What you will do:
Search the listing below for the word "name", and copy every line in which it turns up.

** Input material follows **

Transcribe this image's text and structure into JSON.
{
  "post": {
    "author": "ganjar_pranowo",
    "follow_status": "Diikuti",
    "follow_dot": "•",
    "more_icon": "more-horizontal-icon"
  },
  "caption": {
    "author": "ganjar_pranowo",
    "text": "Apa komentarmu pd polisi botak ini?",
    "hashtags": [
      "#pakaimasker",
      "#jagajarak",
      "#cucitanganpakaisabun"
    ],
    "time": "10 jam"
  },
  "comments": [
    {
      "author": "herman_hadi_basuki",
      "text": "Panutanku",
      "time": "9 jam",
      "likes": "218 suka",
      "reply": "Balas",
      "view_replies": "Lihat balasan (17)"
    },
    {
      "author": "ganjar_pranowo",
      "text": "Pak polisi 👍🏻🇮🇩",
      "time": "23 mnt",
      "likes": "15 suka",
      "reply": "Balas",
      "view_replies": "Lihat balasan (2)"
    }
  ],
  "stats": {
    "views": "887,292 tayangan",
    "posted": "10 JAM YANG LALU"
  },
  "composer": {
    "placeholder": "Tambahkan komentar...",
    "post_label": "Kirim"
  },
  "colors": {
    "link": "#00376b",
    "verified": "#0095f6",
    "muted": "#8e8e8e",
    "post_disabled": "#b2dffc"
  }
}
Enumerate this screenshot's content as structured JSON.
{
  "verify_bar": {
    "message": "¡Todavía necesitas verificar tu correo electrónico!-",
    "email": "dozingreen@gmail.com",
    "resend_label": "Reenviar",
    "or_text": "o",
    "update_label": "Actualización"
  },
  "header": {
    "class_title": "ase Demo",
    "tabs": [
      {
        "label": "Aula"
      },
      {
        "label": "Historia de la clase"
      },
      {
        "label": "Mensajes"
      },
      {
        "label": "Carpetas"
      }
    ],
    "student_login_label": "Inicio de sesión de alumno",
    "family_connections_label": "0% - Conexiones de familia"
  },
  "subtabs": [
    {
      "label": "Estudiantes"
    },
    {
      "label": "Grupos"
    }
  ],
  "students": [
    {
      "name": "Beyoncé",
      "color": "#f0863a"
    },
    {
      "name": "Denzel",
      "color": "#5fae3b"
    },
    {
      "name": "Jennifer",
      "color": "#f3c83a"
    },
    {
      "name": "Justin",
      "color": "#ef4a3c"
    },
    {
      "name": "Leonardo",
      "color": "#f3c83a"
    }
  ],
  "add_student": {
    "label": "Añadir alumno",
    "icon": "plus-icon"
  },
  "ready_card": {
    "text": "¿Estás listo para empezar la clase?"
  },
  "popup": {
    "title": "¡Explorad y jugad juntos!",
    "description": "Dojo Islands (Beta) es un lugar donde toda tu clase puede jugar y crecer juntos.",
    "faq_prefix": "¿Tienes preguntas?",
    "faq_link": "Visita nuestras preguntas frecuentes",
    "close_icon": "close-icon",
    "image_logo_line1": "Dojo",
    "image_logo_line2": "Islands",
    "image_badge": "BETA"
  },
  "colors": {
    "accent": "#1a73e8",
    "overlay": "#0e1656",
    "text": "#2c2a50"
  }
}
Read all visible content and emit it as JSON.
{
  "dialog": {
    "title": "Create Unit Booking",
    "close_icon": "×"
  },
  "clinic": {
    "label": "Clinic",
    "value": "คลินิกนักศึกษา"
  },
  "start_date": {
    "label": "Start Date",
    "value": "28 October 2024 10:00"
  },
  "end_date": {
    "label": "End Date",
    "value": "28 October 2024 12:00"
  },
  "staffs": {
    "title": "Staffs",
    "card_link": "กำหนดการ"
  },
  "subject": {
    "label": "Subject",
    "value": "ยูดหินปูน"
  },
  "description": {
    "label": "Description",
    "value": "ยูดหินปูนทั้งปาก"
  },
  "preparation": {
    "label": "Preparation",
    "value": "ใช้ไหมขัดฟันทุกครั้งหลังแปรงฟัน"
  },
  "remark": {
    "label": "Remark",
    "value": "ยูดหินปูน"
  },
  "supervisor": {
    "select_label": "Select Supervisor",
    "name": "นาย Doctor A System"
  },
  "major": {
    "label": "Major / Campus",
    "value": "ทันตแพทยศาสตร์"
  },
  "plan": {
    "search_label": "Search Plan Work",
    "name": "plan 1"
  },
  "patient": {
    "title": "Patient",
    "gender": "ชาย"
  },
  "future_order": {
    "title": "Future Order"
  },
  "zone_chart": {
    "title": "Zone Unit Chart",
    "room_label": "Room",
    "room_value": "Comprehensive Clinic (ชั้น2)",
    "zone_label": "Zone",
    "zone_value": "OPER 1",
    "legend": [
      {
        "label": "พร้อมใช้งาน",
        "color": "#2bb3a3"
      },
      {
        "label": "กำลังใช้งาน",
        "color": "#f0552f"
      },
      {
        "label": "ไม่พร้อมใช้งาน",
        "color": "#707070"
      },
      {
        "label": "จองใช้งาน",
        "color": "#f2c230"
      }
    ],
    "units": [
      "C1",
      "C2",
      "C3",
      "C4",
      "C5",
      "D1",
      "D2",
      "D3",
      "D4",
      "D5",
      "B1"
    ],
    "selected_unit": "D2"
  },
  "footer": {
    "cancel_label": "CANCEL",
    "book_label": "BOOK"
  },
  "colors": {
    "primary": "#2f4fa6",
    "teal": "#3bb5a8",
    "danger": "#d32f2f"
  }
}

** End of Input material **

Result of this exercise:
      "name": "Beyoncé",
      "name": "Denzel",
      "name": "Jennifer",
      "name": "Justin",
      "name": "Leonardo",
    "name": "นาย Doctor A System"
    "name": "plan 1"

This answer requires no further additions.